Have a File, when the field (131-150) shown below in the example (record #4 in the example) has the value spaces, the previous record in the file needs to be changed. In the previous record, at column 881 or 882 or 880, if the string has the value as 'MORE'it needs to be replaced by 'LAST'. This needs to be done via JCL, can this be done via JCL?
a) If a record has spaces from 4-13th column, and the 21st or 22nd column of the previous record has the value >>>'MORE'<<<
b) The previous record's string >>>'MORE'<<< needs to be changed to >>>'LAST'<<<. This is only specific to the previous record for the record which has columns 4 to 13 as spaces.
output would look like below.
You can use JOINKEYS with the same DSN for both input files. By specifying, in the JNFnCNTL files, offset sequence numbers for the records, it means you can get to look at the "current" and "previous" records at the same time. Here's a discussion.
You can only just get this to work, as your LRECL is two bytes short of the maximum for a VB in DFSORT. You will have to make a "flag" out of your key.
You will need a variable-length REFORMAT record. Something like:
That would prepend your flag to the data from your variable-length record.
You test the flag (which would be 5.1 on the REFORMAT record) and make any required adjustment. Then use BUILD=(1,4,6) to output your record.
In your case, you'd need the "next" record to have a lower sequence number than the "current" record.
Your LRECL is very inefficient for DASD. Is your data on tape, or only a small volume?
Actually my record format and length is VB , 32754. I showed that example just for a better understanding. understood the JOIN KEYS part for comparison. Still I am not sure of how to change the string of the previous record. >>>"MORE"<<< to >>>"LAST"<<<<
I think I covered the huge VB part in the previous post.
In the Main Task of the JOINKEYS, use INREC with two IFTHEN=(WHEN=(logicalexpression) to test for your MORE in two different places and use OVERLAY to put the LESS in their place.
This represents your data:
The JOINKEYS will give you this (assuming you get the sequence numbers correctly offset):
You JOIN with UNPAIRED,F1
The second column above is a representation of the "flag" you have to create in JNF2CNTL. A flag for record A, which will be ignored. A flag for record B, which will be available at the same time as record A. Do your test on the data for record A and the flag and do the OVERLAY if necessary.
You need to arrange the final BUILD to drop the flag. Simplest could be to use OUTREC BUILD=(1,4,6)
Wow. That's sorting all the data, twice, and making it fixed-length 1009 bytes long. What happened to your 32000+ LRECL? Your FINDREP goes for longer than would be necessary from what you have said. What's the INCLUDE for? You never mentioned dropping any records. What do you need the ID for?

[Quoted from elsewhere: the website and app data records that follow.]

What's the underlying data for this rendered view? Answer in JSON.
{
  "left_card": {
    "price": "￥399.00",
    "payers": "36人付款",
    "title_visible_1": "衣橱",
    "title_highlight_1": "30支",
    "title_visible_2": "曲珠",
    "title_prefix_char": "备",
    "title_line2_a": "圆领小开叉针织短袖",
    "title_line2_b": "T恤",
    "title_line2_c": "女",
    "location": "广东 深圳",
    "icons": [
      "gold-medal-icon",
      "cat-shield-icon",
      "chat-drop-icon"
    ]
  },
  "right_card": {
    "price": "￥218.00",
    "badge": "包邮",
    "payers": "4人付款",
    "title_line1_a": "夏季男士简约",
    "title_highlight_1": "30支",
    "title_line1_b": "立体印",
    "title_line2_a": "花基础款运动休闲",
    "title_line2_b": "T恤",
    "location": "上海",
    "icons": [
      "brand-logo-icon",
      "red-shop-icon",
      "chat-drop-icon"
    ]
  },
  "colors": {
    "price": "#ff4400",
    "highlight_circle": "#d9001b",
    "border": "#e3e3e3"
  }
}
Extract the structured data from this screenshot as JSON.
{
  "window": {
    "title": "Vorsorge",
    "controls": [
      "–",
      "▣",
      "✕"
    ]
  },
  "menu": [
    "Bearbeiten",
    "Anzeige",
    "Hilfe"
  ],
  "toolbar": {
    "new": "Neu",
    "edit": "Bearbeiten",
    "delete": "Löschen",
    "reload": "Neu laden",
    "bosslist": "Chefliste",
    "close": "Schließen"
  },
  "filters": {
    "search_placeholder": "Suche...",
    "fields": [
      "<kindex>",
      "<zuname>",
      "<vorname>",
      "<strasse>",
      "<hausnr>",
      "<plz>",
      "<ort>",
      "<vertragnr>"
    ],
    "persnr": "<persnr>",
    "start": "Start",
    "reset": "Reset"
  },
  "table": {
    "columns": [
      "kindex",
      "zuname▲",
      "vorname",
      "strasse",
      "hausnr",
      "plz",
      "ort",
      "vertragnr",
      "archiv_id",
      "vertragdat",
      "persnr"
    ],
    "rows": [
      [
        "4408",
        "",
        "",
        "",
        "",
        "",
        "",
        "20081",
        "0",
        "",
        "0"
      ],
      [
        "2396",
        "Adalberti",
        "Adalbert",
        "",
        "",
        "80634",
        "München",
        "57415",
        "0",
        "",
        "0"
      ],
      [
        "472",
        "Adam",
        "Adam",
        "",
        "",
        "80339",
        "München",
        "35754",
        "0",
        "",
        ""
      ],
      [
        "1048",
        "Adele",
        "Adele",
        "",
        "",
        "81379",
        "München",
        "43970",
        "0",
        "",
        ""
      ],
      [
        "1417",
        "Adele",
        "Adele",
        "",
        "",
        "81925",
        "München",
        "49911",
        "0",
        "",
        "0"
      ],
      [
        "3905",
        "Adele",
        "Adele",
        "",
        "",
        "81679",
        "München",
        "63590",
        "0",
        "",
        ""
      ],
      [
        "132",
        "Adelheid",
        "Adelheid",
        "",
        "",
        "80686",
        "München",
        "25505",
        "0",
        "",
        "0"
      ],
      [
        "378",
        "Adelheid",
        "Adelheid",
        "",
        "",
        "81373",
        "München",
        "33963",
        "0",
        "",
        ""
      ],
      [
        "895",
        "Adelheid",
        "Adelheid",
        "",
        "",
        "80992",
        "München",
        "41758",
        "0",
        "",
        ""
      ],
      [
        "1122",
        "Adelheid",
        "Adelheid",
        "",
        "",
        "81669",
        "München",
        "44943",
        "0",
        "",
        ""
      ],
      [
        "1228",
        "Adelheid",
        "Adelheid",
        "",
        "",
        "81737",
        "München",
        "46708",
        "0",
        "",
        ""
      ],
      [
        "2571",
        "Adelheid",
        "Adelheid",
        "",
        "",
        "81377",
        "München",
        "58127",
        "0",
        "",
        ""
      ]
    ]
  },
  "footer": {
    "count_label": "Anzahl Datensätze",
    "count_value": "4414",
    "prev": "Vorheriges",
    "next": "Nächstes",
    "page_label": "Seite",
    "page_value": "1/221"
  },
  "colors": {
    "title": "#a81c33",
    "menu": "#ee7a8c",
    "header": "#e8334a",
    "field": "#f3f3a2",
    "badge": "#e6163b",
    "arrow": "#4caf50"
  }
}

If your data is small enough so that you don't mind the two SORTs, at least extend the records "at the front" so you can keep them variable (and avoid rubbish appearing, and avoid S0C4s, perhaps).
a) the output file can only have max of 9500 records at the time, therefore used 10,000 although the output file can hold 32000 records.
b) dropping was a new requirement added today, unfortunately.
c) findrep just to make sure I have extra comfort, for finding the MORE tag just in case.
sure I will extend the records.
The LRECL is the maximum bytes per record (including the mandatory four bytes for the RDW if the records are variable-length). It is nothing to do with the number of records on a file.
You have an LRECL of 32000+, which represents the maximum record-length, which, if correct, implies that you are/will truncate records. If it is not correct, make the LRECL correct, as it is wreaking havoc with you space allocation if the dataset is on DASD.
As long as you can't get any "false hits", the FINDREP is OK. But if a surname happened to follow your original up-to-three, then MORETON in the surname would become LASTTON.
That'll get you RDW, 10-digit sequence number (so allowing for up to 9,999,999,999 records) and then from byte five to the end of the current record.
After the SORT, you do longer need the sequence number field, so you can re-use that for your SEQ from the GROUP. With SEQ=1, remember that having more than 10 records in a group can be problematic. Specifically 12, or 22, or 32. You get to see why?
To return the record to its original form (with changes if necessary) will be BUILD=(1,4,15). Also remember to further offset your fields by the length of the extension.